Pre-law at OU
Varner Hall, Room 425
371 Varner Drive
Rochester, MI 48309-4485
(map)
(248) 370-2362
walters@oakland.edu

Is Law School Right for Me?

The decision to attend law school should not be made lightly or without thorough consideration of your motivations and resources. Because of the amount of time, effort, and money required to complete a law education, it is important that you research the realities of life during and after law school carefully, acquiring as much information as necessary to make an informed decision.

Researching what is involved in becoming a lawyer and what sort of career can be anticipated after completing law school may help you to realize that certain reasons for wanting to pursue a law education may not be strong enough to justify actually doing so. If you want to be a lawyer simply because you would like to please your family, because you like to argue, or because you want to make a lot of money, for example, understanding that the practice of the law often requires long, stressful hours and does not guarantee a salary larger than many other professions may change your mind.

You will also want to consider whether the personal goals you have set for yourself (or the anxiety that you may feel over a lack of personal goals) can be met or alleviated through other careers. Some students feel that they would like to instigate some sort of positive change in society after graduation, and see law school as a logical place to begin their good work; other liberal arts students struggling with how to use their degree may view law school as a viable fall-back plan or a way to avoid having to make an immediate career decision. It is important to consider that choosing law school for lack of a better plan commits you to years of expensive schooling for a career that you may or may not find you enjoy; and that there are many careers that would allow you to work toward positive social change without putting yourself through the emotional and financial strain frequently associated with law school.

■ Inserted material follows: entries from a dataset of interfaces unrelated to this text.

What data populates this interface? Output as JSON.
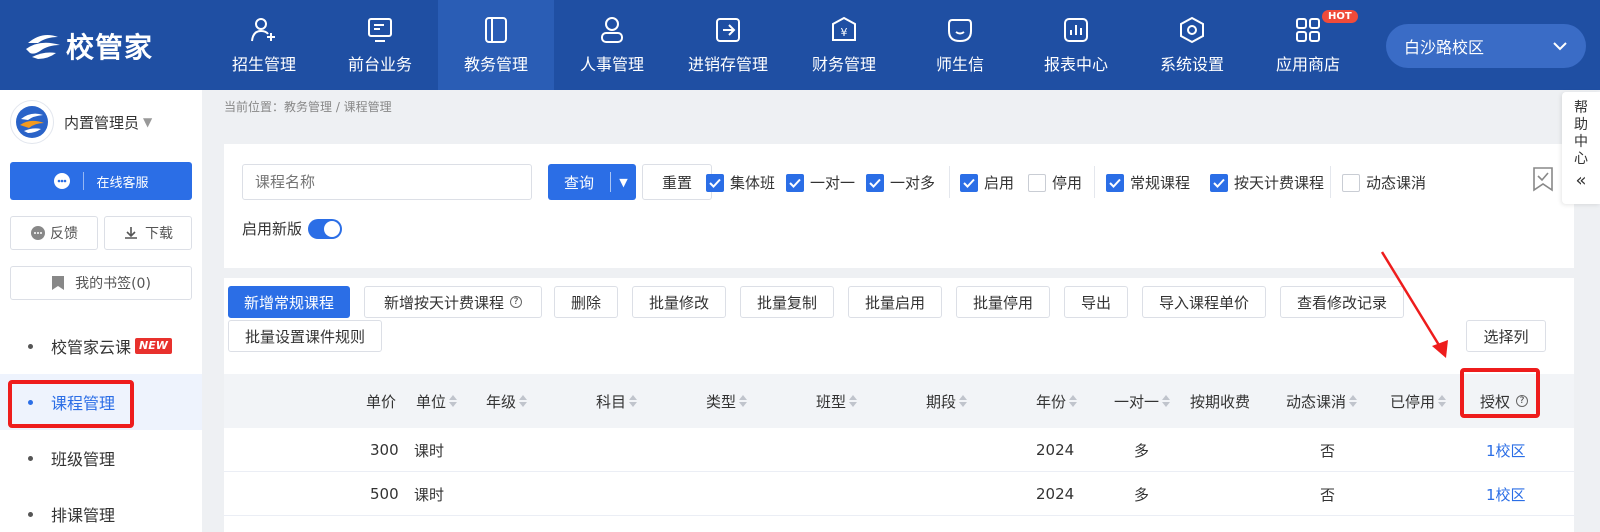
{
  "app": {
    "logo_text": "校管家"
  },
  "nav": [
    {
      "label": "招生管理",
      "icon": "user-plus-icon"
    },
    {
      "label": "前台业务",
      "icon": "monitor-icon"
    },
    {
      "label": "教务管理",
      "icon": "book-icon",
      "active": true
    },
    {
      "label": "人事管理",
      "icon": "person-icon"
    },
    {
      "label": "进销存管理",
      "icon": "export-box-icon"
    },
    {
      "label": "财务管理",
      "icon": "yuan-shield-icon"
    },
    {
      "label": "师生信",
      "icon": "chat-bubble-icon"
    },
    {
      "label": "报表中心",
      "icon": "bar-chart-icon"
    },
    {
      "label": "系统设置",
      "icon": "hexagon-gear-icon"
    },
    {
      "label": "应用商店",
      "icon": "app-grid-icon",
      "badge": "HOT"
    }
  ],
  "campus": {
    "selected": "白沙路校区"
  },
  "sidebar": {
    "user_name": "内置管理员",
    "cs_label": "在线客服",
    "feedback_label": "反馈",
    "download_label": "下载",
    "bookmarks_label": "我的书签(0)",
    "menu": [
      {
        "label": "校管家云课",
        "badge": "NEW"
      },
      {
        "label": "课程管理",
        "active": true
      },
      {
        "label": "班级管理"
      },
      {
        "label": "排课管理"
      }
    ]
  },
  "breadcrumb": "当前位置：教务管理 / 课程管理",
  "filters": {
    "search_placeholder": "课程名称",
    "query_label": "查询",
    "reset_label": "重置",
    "checkboxes": [
      {
        "label": "集体班",
        "checked": true
      },
      {
        "label": "一对一",
        "checked": true
      },
      {
        "label": "一对多",
        "checked": true
      },
      {
        "label": "启用",
        "checked": true
      },
      {
        "label": "停用",
        "checked": false
      },
      {
        "label": "常规课程",
        "checked": true
      },
      {
        "label": "按天计费课程",
        "checked": true
      },
      {
        "label": "动态课消",
        "checked": false
      }
    ],
    "new_version_label": "启用新版",
    "new_version_on": true
  },
  "help": {
    "chars": [
      "帮",
      "助",
      "中",
      "心"
    ],
    "collapse_glyph": "«"
  },
  "actions": {
    "add_regular": "新增常规课程",
    "add_daily": "新增按天计费课程",
    "delete": "删除",
    "batch_edit": "批量修改",
    "batch_copy": "批量复制",
    "batch_enable": "批量启用",
    "batch_disable": "批量停用",
    "export": "导出",
    "import_price": "导入课程单价",
    "view_log": "查看修改记录",
    "batch_courseware": "批量设置课件规则",
    "select_columns": "选择列"
  },
  "table": {
    "headers": {
      "price": "单价",
      "unit": "单位",
      "grade": "年级",
      "subject": "科目",
      "type": "类型",
      "class_type": "班型",
      "period": "期段",
      "year": "年份",
      "one_to_one": "一对一",
      "term_fee": "按期收费",
      "dynamic": "动态课消",
      "disabled": "已停用",
      "auth": "授权"
    },
    "rows": [
      {
        "price": "300",
        "unit": "课时",
        "year": "2024",
        "one_to_one": "多",
        "dynamic": "否",
        "auth": "1校区"
      },
      {
        "price": "500",
        "unit": "课时",
        "year": "2024",
        "one_to_one": "多",
        "dynamic": "否",
        "auth": "1校区"
      }
    ]
  },
  "colors": {
    "nav_bg": "#1f4fa3",
    "primary": "#2b6ee6",
    "highlight": "#ee1c1c"
  }
}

To determine whether or not you want to be a lawyer, it is essential that you understand what “being a lawyer” really means. To do this, you will need to actively seek out information and personal experience. Whether you intern in a legal office, work as a paralegal, or even simply offer your time as a volunteer in a legal setting, your first-hand experience will do much to clarify your understanding of what it means to practice law – and will help you decide if law school is right for you.